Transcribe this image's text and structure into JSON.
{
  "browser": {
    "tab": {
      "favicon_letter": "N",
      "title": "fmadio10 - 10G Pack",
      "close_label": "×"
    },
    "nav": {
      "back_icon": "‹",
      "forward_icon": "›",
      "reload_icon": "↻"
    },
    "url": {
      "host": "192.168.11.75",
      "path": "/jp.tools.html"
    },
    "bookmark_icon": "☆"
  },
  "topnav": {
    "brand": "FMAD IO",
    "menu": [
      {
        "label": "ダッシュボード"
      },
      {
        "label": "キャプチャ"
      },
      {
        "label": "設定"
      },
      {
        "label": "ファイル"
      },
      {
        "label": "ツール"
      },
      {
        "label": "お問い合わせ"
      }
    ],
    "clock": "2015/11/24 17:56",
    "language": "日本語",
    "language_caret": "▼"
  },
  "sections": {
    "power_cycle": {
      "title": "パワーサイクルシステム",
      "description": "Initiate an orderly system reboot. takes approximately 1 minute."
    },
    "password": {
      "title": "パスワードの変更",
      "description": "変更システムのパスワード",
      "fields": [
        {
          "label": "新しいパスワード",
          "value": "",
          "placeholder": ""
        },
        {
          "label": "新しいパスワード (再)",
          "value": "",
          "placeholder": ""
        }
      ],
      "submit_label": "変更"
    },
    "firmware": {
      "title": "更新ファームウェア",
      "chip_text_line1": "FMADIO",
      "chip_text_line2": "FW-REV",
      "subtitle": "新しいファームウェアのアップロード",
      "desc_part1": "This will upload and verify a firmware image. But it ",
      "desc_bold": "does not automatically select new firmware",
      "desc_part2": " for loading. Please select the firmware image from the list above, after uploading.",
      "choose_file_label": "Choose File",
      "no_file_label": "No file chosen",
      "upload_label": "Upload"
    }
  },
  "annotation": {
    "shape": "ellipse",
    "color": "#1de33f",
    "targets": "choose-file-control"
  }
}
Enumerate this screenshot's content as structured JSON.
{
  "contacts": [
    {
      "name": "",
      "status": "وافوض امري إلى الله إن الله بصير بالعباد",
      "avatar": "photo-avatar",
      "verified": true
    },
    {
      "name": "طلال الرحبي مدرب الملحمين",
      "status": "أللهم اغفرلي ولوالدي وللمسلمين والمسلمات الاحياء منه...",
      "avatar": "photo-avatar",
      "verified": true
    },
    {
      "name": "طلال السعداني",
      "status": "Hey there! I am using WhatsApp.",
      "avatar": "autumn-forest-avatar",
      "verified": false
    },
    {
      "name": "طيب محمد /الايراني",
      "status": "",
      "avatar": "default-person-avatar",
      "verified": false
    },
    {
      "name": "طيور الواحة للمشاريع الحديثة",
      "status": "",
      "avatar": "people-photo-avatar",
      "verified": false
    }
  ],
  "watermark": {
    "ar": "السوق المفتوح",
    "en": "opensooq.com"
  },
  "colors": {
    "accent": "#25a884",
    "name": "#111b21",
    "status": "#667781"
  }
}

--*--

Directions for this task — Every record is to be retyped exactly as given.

Answer box —
Transcribe this image's text and structure into JSON.
{
  "browser": {
    "tab": {
      "favicon_letter": "N",
      "title": "fmadio10 - 10G Pack",
      "close_label": "×"
    },
    "nav": {
      "back_icon": "‹",
      "forward_icon": "›",
      "reload_icon": "↻"
    },
    "url": {
      "host": "192.168.11.75",
      "path": "/jp.tools.html"
    },
    "bookmark_icon": "☆"
  },
  "topnav": {
    "brand": "FMAD IO",
    "menu": [
      {
        "label": "ダッシュボード"
      },
      {
        "label": "キャプチャ"
      },
      {
        "label": "設定"
      },
      {
        "label": "ファイル"
      },
      {
        "label": "ツール"
      },
      {
        "label": "お問い合わせ"
      }
    ],
    "clock": "2015/11/24 17:56",
    "language": "日本語",
    "language_caret": "▼"
  },
  "sections": {
    "power_cycle": {
      "title": "パワーサイクルシステム",
      "description": "Initiate an orderly system reboot. takes approximately 1 minute."
    },
    "password": {
      "title": "パスワードの変更",
      "description": "変更システムのパスワード",
      "fields": [
        {
          "label": "新しいパスワード",
          "value": "",
          "placeholder": ""
        },
        {
          "label": "新しいパスワード (再)",
          "value": "",
          "placeholder": ""
        }
      ],
      "submit_label": "変更"
    },
    "firmware": {
      "title": "更新ファームウェア",
      "chip_text_line1": "FMADIO",
      "chip_text_line2": "FW-REV",
      "subtitle": "新しいファームウェアのアップロード",
      "desc_part1": "This will upload and verify a firmware image. But it ",
      "desc_bold": "does not automatically select new firmware",
      "desc_part2": " for loading. Please select the firmware image from the list above, after uploading.",
      "choose_file_label": "Choose File",
      "no_file_label": "No file chosen",
      "upload_label": "Upload"
    }
  },
  "annotation": {
    "shape": "ellipse",
    "color": "#1de33f",
    "targets": "choose-file-control"
  }
}
Enumerate this screenshot's content as structured JSON.
{
  "contacts": [
    {
      "name": "",
      "status": "وافوض امري إلى الله إن الله بصير بالعباد",
      "avatar": "photo-avatar",
      "verified": true
    },
    {
      "name": "طلال الرحبي مدرب الملحمين",
      "status": "أللهم اغفرلي ولوالدي وللمسلمين والمسلمات الاحياء منه...",
      "avatar": "photo-avatar",
      "verified": true
    },
    {
      "name": "طلال السعداني",
      "status": "Hey there! I am using WhatsApp.",
      "avatar": "autumn-forest-avatar",
      "verified": false
    },
    {
      "name": "طيب محمد /الايراني",
      "status": "",
      "avatar": "default-person-avatar",
      "verified": false
    },
    {
      "name": "طيور الواحة للمشاريع الحديثة",
      "status": "",
      "avatar": "people-photo-avatar",
      "verified": false
    }
  ],
  "watermark": {
    "ar": "السوق المفتوح",
    "en": "opensooq.com"
  },
  "colors": {
    "accent": "#25a884",
    "name": "#111b21",
    "status": "#667781"
  }
}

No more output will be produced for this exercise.